Task instructions: Write out the whole listing without a single alteration.

Exercise data:
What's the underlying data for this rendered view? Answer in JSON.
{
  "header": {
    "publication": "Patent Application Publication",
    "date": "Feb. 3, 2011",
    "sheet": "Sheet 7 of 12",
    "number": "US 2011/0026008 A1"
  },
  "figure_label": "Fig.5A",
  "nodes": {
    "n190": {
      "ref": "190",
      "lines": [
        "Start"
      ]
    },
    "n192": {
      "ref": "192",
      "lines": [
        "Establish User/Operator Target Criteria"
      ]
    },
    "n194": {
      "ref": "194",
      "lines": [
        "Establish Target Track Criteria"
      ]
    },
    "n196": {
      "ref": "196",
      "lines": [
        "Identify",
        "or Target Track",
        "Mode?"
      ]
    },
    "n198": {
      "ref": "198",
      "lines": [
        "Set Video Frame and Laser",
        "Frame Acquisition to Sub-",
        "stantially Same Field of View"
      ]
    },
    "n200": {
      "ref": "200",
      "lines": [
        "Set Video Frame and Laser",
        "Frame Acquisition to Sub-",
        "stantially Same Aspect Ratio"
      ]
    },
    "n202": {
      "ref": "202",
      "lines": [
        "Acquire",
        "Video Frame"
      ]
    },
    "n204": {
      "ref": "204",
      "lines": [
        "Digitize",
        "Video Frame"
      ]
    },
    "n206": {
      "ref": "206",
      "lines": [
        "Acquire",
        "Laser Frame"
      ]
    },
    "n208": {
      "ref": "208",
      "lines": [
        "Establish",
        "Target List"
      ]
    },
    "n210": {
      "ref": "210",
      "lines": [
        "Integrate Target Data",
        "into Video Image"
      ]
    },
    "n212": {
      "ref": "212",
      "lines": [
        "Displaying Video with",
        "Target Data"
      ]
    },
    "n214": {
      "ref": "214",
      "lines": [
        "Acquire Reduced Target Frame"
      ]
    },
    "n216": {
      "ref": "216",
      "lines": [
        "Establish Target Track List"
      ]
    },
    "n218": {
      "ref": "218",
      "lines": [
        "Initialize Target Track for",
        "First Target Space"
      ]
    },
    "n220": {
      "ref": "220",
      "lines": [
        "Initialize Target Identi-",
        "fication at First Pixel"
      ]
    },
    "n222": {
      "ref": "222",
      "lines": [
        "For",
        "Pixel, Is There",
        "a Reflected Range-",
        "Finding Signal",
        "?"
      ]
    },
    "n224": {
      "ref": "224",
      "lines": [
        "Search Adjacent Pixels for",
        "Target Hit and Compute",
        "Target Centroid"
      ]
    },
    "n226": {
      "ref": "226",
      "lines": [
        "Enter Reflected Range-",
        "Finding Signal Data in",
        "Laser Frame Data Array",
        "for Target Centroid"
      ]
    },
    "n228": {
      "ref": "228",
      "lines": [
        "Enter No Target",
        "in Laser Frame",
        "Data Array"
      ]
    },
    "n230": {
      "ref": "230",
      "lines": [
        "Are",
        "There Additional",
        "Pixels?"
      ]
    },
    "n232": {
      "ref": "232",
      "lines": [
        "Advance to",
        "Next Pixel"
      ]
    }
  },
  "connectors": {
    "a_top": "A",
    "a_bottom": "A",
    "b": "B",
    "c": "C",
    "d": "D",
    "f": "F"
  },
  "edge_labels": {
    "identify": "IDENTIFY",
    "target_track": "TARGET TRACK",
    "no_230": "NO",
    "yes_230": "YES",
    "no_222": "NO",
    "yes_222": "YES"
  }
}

Task response:
What's the underlying data for this rendered view? Answer in JSON.
{
  "header": {
    "publication": "Patent Application Publication",
    "date": "Feb. 3, 2011",
    "sheet": "Sheet 7 of 12",
    "number": "US 2011/0026008 A1"
  },
  "figure_label": "Fig.5A",
  "nodes": {
    "n190": {
      "ref": "190",
      "lines": [
        "Start"
      ]
    },
    "n192": {
      "ref": "192",
      "lines": [
        "Establish User/Operator Target Criteria"
      ]
    },
    "n194": {
      "ref": "194",
      "lines": [
        "Establish Target Track Criteria"
      ]
    },
    "n196": {
      "ref": "196",
      "lines": [
        "Identify",
        "or Target Track",
        "Mode?"
      ]
    },
    "n198": {
      "ref": "198",
      "lines": [
        "Set Video Frame and Laser",
        "Frame Acquisition to Sub-",
        "stantially Same Field of View"
      ]
    },
    "n200": {
      "ref": "200",
      "lines": [
        "Set Video Frame and Laser",
        "Frame Acquisition to Sub-",
        "stantially Same Aspect Ratio"
      ]
    },
    "n202": {
      "ref": "202",
      "lines": [
        "Acquire",
        "Video Frame"
      ]
    },
    "n204": {
      "ref": "204",
      "lines": [
        "Digitize",
        "Video Frame"
      ]
    },
    "n206": {
      "ref": "206",
      "lines": [
        "Acquire",
        "Laser Frame"
      ]
    },
    "n208": {
      "ref": "208",
      "lines": [
        "Establish",
        "Target List"
      ]
    },
    "n210": {
      "ref": "210",
      "lines": [
        "Integrate Target Data",
        "into Video Image"
      ]
    },
    "n212": {
      "ref": "212",
      "lines": [
        "Displaying Video with",
        "Target Data"
      ]
    },
    "n214": {
      "ref": "214",
      "lines": [
        "Acquire Reduced Target Frame"
      ]
    },
    "n216": {
      "ref": "216",
      "lines": [
        "Establish Target Track List"
      ]
    },
    "n218": {
      "ref": "218",
      "lines": [
        "Initialize Target Track for",
        "First Target Space"
      ]
    },
    "n220": {
      "ref": "220",
      "lines": [
        "Initialize Target Identi-",
        "fication at First Pixel"
      ]
    },
    "n222": {
      "ref": "222",
      "lines": [
        "For",
        "Pixel, Is There",
        "a Reflected Range-",
        "Finding Signal",
        "?"
      ]
    },
    "n224": {
      "ref": "224",
      "lines": [
        "Search Adjacent Pixels for",
        "Target Hit and Compute",
        "Target Centroid"
      ]
    },
    "n226": {
      "ref": "226",
      "lines": [
        "Enter Reflected Range-",
        "Finding Signal Data in",
        "Laser Frame Data Array",
        "for Target Centroid"
      ]
    },
    "n228": {
      "ref": "228",
      "lines": [
        "Enter No Target",
        "in Laser Frame",
        "Data Array"
      ]
    },
    "n230": {
      "ref": "230",
      "lines": [
        "Are",
        "There Additional",
        "Pixels?"
      ]
    },
    "n232": {
      "ref": "232",
      "lines": [
        "Advance to",
        "Next Pixel"
      ]
    }
  },
  "connectors": {
    "a_top": "A",
    "a_bottom": "A",
    "b": "B",
    "c": "C",
    "d": "D",
    "f": "F"
  },
  "edge_labels": {
    "identify": "IDENTIFY",
    "target_track": "TARGET TRACK",
    "no_230": "NO",
    "yes_230": "YES",
    "no_222": "NO",
    "yes_222": "YES"
  }
}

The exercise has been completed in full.